• **Exercise objective**
Look over the material for the string "SOLIDWORKS". Copy every line where it turns up.
++++ Source information
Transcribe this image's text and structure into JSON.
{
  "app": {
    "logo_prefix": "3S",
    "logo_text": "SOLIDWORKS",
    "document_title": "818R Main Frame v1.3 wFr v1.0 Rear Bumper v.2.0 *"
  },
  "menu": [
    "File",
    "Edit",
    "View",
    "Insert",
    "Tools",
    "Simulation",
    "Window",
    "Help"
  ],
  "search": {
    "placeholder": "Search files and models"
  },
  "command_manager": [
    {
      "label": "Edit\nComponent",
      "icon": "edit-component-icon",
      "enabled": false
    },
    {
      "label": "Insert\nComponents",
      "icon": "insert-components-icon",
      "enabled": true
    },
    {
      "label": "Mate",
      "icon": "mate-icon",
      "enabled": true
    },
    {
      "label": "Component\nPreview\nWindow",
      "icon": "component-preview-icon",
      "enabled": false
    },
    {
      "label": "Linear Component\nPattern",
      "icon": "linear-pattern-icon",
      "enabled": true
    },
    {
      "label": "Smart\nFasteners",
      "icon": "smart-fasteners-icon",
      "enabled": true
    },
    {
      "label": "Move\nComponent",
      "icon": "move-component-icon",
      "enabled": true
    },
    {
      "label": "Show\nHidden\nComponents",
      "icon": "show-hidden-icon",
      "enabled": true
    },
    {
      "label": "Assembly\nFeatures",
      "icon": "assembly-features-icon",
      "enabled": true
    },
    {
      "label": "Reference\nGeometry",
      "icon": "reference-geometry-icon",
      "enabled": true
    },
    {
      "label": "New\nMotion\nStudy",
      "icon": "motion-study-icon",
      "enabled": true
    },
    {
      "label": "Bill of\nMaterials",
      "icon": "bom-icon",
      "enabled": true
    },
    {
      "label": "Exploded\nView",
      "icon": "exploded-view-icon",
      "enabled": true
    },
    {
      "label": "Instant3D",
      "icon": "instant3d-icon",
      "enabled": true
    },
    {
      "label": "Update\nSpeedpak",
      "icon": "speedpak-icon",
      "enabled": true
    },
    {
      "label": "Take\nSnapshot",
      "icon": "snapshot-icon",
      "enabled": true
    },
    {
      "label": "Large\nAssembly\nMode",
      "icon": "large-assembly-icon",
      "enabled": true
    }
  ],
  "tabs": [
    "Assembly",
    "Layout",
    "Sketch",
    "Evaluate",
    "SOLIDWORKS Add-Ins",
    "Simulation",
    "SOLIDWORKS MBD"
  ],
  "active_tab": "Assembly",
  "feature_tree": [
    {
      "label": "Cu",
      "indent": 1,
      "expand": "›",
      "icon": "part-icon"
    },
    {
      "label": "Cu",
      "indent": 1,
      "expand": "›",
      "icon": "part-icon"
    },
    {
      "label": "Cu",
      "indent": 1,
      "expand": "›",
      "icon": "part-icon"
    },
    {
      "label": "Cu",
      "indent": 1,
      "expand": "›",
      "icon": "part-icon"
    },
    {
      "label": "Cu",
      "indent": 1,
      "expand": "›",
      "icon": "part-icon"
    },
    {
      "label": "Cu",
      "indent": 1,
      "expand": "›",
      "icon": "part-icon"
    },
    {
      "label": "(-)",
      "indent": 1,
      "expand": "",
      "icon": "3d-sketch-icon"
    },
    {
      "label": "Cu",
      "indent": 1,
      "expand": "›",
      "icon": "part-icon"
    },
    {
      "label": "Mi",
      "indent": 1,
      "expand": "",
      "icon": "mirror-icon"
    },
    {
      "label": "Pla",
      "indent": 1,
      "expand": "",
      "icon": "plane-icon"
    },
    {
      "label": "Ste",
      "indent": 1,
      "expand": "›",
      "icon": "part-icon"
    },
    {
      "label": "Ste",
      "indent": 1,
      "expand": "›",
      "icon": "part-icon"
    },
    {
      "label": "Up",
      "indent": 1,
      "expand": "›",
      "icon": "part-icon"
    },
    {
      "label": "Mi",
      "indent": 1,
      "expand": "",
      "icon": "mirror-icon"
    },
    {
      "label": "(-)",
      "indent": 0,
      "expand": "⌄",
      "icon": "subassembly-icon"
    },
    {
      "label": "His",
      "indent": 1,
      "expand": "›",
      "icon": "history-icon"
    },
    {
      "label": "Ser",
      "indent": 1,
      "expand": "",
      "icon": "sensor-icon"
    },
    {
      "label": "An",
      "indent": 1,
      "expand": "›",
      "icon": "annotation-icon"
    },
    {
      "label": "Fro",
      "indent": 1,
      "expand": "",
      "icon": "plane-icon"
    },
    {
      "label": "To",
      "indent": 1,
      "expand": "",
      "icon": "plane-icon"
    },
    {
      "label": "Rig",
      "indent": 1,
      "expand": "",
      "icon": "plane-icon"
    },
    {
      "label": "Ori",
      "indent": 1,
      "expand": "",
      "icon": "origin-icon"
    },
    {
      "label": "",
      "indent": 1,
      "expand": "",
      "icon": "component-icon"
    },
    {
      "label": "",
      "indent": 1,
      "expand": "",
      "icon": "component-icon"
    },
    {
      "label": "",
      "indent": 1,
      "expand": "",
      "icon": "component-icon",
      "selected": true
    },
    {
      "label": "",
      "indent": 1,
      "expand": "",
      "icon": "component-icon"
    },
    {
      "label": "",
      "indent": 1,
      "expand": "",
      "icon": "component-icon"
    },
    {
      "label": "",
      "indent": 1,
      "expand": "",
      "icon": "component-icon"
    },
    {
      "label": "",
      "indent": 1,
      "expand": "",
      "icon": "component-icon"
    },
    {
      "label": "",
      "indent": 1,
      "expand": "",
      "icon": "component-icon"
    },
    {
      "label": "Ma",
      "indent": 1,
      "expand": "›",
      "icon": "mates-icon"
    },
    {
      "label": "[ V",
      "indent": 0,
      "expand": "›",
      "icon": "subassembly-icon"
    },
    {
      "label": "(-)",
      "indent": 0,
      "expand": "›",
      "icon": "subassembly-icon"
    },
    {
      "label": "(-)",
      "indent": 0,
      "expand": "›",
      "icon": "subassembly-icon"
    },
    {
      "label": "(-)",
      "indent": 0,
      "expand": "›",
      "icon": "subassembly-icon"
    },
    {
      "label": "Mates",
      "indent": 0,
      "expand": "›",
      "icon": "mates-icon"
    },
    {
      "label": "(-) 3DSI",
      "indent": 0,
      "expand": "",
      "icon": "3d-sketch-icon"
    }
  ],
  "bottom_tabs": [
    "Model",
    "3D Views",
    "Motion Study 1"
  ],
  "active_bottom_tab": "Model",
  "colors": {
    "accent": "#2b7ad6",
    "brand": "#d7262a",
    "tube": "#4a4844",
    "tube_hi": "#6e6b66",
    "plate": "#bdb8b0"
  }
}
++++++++
• **Response area**
    "logo_text": "SOLIDWORKS",
    "SOLIDWORKS Add-Ins",
    "SOLIDWORKS MBD"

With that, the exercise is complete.